You are allowed to choose which debts you want to incorporate into a debt consolidation loan. Consolidating all your debts may not be possible depending on the loan amount you receive. Also, consolidating certain debts may not make sense if it results in a higher interest rate.
Does debt consolidation hurt my credit rating?
When you apply for a debt consolidation loan, a lender does a thorough credit check to review your credit history. As a result, your credit score could temporarily drop by up to five points, according to FICO. But if you pay off your loan on time, it will add a positive payment history to your credit reports, which could increase your score over time.
Bill Consolidation Loan Alternatives
When it comes to simplifying your bills and potentially lowering your interest rate, a The debt consolidation loan is not your only option. Here are some alternatives to consider.
Balance transfer credit card
Looking to consolidate your credit card debt? A balance transfer credit card lets you transfer a balance from one credit card to another, and many offer an introductory interest rate of 0% or low for a certain period of time.
By taking advantage of one of these offers, you could save a lot of money on interest. The downside is that once the promotional period expires, you’ll have to pay the standard credit card interest rate on any remaining balance. Additionally, you may have to pay a balance transfer fee, which typically ranges from 3% to 5% of the transfer amount.
Student Loan Refinance
If you have student loans and want to consolidate them, student loan refinancing is probably a better option than a bill consolidation loan. When you refinance your student loans, you take out a private student loan to pay off your existing federal or private student loans.
If you have good credit and a decent income, you may qualify for a lower interest rate.
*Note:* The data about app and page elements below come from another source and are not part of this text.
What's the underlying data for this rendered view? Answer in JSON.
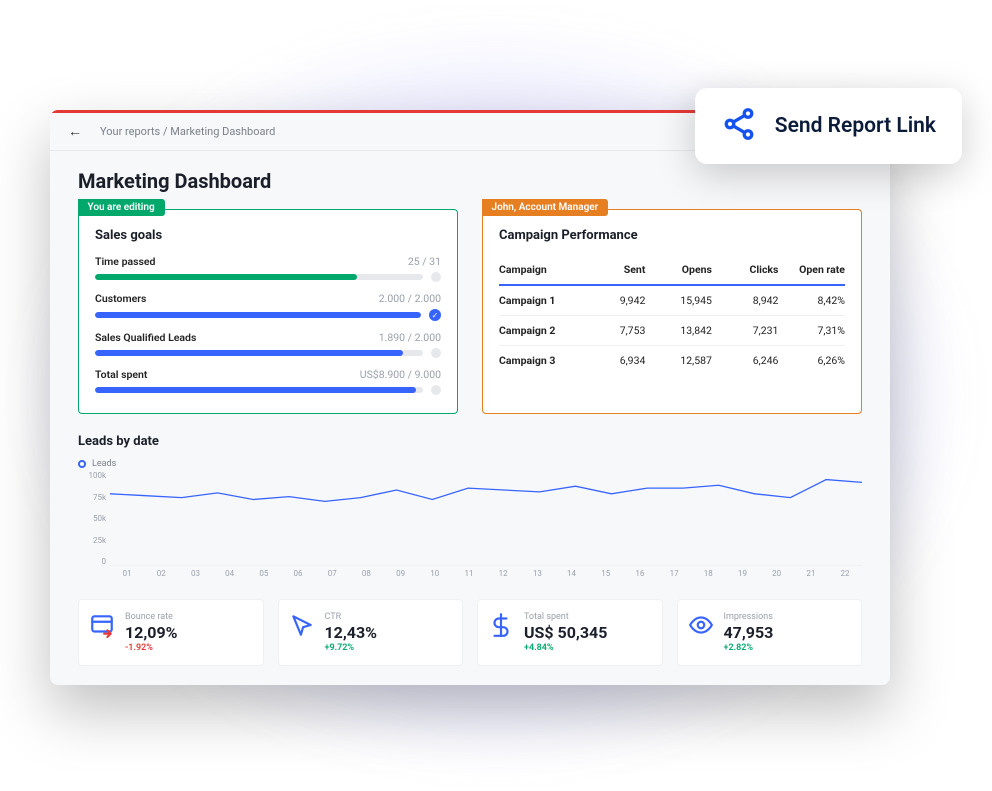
{
  "breadcrumb": "Your reports / Marketing Dashboard",
  "page_title": "Marketing Dashboard",
  "share_popup_text": "Send Report Link",
  "colors": {
    "accent_blue": "#3764ff",
    "green": "#00a86b",
    "orange": "#e67e22",
    "red": "#e53935"
  },
  "goals_card": {
    "badge": "You are editing",
    "title": "Sales goals",
    "items": [
      {
        "label": "Time passed",
        "value": "25 / 31",
        "percent": 80,
        "color": "green",
        "checked": false
      },
      {
        "label": "Customers",
        "value": "2.000 / 2.000",
        "percent": 100,
        "color": "blue",
        "checked": true
      },
      {
        "label": "Sales Qualified Leads",
        "value": "1.890 / 2.000",
        "percent": 94,
        "color": "blue",
        "checked": false
      },
      {
        "label": "Total spent",
        "value": "US$8.900 / 9.000",
        "percent": 98,
        "color": "blue",
        "checked": false
      }
    ]
  },
  "performance_card": {
    "badge": "John, Account Manager",
    "title": "Campaign Performance",
    "columns": [
      "Campaign",
      "Sent",
      "Opens",
      "Clicks",
      "Open rate"
    ],
    "rows": [
      {
        "campaign": "Campaign 1",
        "sent": "9,942",
        "opens": "15,945",
        "clicks": "8,942",
        "open_rate": "8,42%"
      },
      {
        "campaign": "Campaign 2",
        "sent": "7,753",
        "opens": "13,842",
        "clicks": "7,231",
        "open_rate": "7,31%"
      },
      {
        "campaign": "Campaign 3",
        "sent": "6,934",
        "opens": "12,587",
        "clicks": "6,246",
        "open_rate": "6,26%"
      }
    ]
  },
  "leads_chart": {
    "title": "Leads by date",
    "legend": "Leads"
  },
  "chart_data": {
    "type": "line",
    "series": [
      {
        "name": "Leads",
        "values": [
          76,
          74,
          72,
          77,
          70,
          73,
          68,
          72,
          80,
          70,
          82,
          80,
          78,
          84,
          76,
          82,
          82,
          85,
          76,
          72,
          91,
          88
        ]
      }
    ],
    "categories": [
      "01",
      "02",
      "03",
      "04",
      "05",
      "06",
      "07",
      "08",
      "09",
      "10",
      "11",
      "12",
      "13",
      "14",
      "15",
      "16",
      "17",
      "18",
      "19",
      "20",
      "21",
      "22"
    ],
    "xlabel": "",
    "ylabel": "",
    "y_ticks": [
      "100k",
      "75k",
      "50k",
      "25k",
      "0"
    ],
    "ylim": [
      0,
      100
    ]
  },
  "stats": [
    {
      "icon": "bounce-icon",
      "label": "Bounce rate",
      "value": "12,09%",
      "delta": "-1.92%",
      "direction": "down"
    },
    {
      "icon": "cursor-icon",
      "label": "CTR",
      "value": "12,43%",
      "delta": "+9.72%",
      "direction": "up"
    },
    {
      "icon": "dollar-icon",
      "label": "Total spent",
      "value": "US$ 50,345",
      "delta": "+4.84%",
      "direction": "up"
    },
    {
      "icon": "eye-icon",
      "label": "Impressions",
      "value": "47,953",
      "delta": "+2.82%",
      "direction": "up"
    }
  ]
}
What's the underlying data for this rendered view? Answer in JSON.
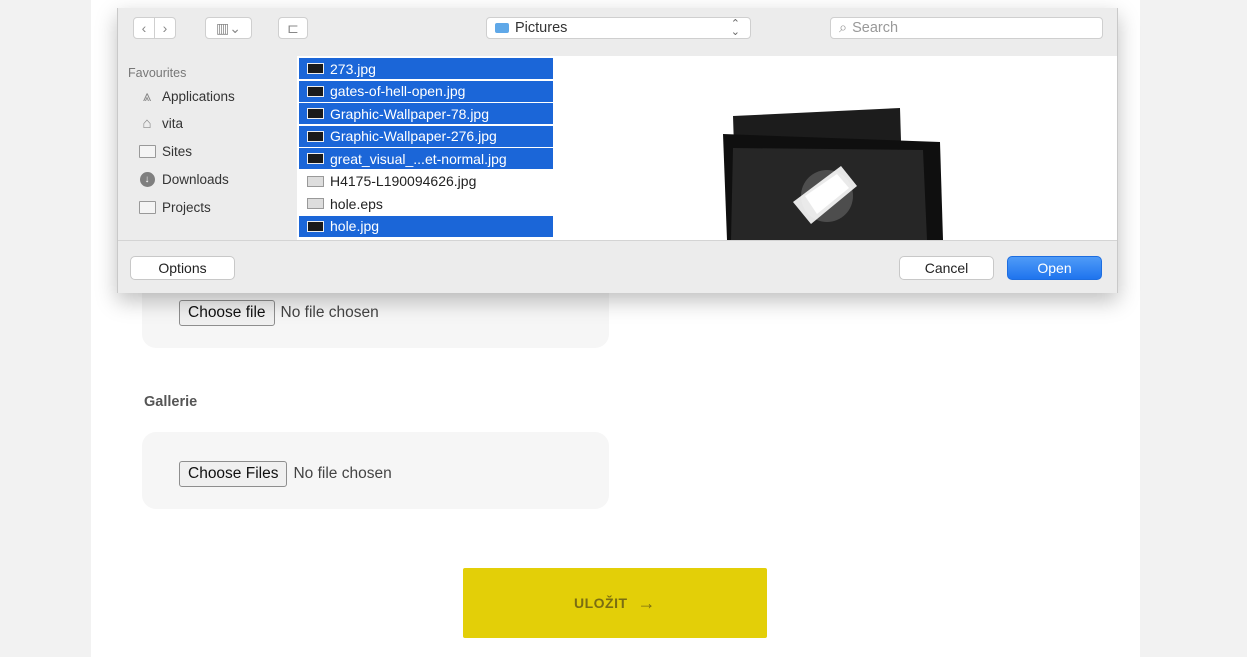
{
  "form": {
    "image_field": {
      "button_label": "Choose file",
      "status": "No file chosen"
    },
    "gallery_label": "Gallerie",
    "gallery_field": {
      "button_label": "Choose Files",
      "status": "No file chosen"
    },
    "save_button": {
      "label": "ULOŽIT",
      "arrow": "→"
    }
  },
  "dialog": {
    "toolbar": {
      "back_glyph": "‹",
      "forward_glyph": "›",
      "view_glyph": "▥⌄",
      "folder_glyph": "⊏",
      "location": "Pictures",
      "location_glyph": "⌃⌄",
      "search_placeholder": "Search",
      "search_glyph": "⌕"
    },
    "sidebar": {
      "heading": "Favourites",
      "items": [
        {
          "label": "Applications",
          "icon": "applications-icon",
          "glyph": "⩓"
        },
        {
          "label": "vita",
          "icon": "home-icon",
          "glyph": "⌂"
        },
        {
          "label": "Sites",
          "icon": "folder-icon"
        },
        {
          "label": "Downloads",
          "icon": "downloads-icon",
          "glyph": "↓"
        },
        {
          "label": "Projects",
          "icon": "folder-icon"
        }
      ]
    },
    "files": [
      {
        "name": "273.jpg",
        "selected": true
      },
      {
        "name": "gates-of-hell-open.jpg",
        "selected": true
      },
      {
        "name": "Graphic-Wallpaper-78.jpg",
        "selected": true
      },
      {
        "name": "Graphic-Wallpaper-276.jpg",
        "selected": true
      },
      {
        "name": "great_visual_...et-normal.jpg",
        "selected": true
      },
      {
        "name": "H4175-L190094626.jpg",
        "selected": false
      },
      {
        "name": "hole.eps",
        "selected": false
      },
      {
        "name": "hole.jpg",
        "selected": true
      }
    ],
    "buttons": {
      "options": "Options",
      "cancel": "Cancel",
      "open": "Open"
    },
    "colors": {
      "selection": "#1b66d8",
      "open_button": "#1f74ee",
      "save_button": "#e3cf08"
    }
  }
}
The downside is that if you refinance your federal student loans, you will lose access to federal benefits, such as income-based and forbearance repayment plans.
The debt avalanche method
If you don’t want to consolidate or refinance your debt, you can use a debt repayment strategy to effectively eliminate your debt.
With the debt avalanche method, you first pay off your debt at the highest interest rate. You are putting any extra money you have on this debt while making the minimum payments on your other debts. Once that debt is paid off, you move on to the debt with the next highest interest rate.
One advantage of this method is that it helps you save the most interest. But it might take you a long time to pay off your debt with the highest interest rate if it is a large amount.
The Debt Snowball Method
The debt snowball method is another popular method you can use. With this repayment strategy, you pay off your debt with the smallest balance first. This means investing any extra money in this debt while making the minimum monthly payments on your other debts. Once that debt is eliminated, you move on to paying off the debt with the next smaller balance.
One of the main advantages of the snowball method is that you will eliminate your small debts more quickly. When you see this progress, it can motivate you to keep reducing your debt. But the downside is that you might pay more interest with this strategy because your high-interest debts might not be the first ones you focus on.
Home equity loan or home equity line of credit
If you’re a homeowner, you may be able to tap into the equity in your home by taking out a home equity loan or a home equity line of credit (HELOC).
Since these loans are secured by your home, they may come with lower interest rates than you would get with an unsecured personal loan. But you risk foreclosure on your home if you fail to repay the loan.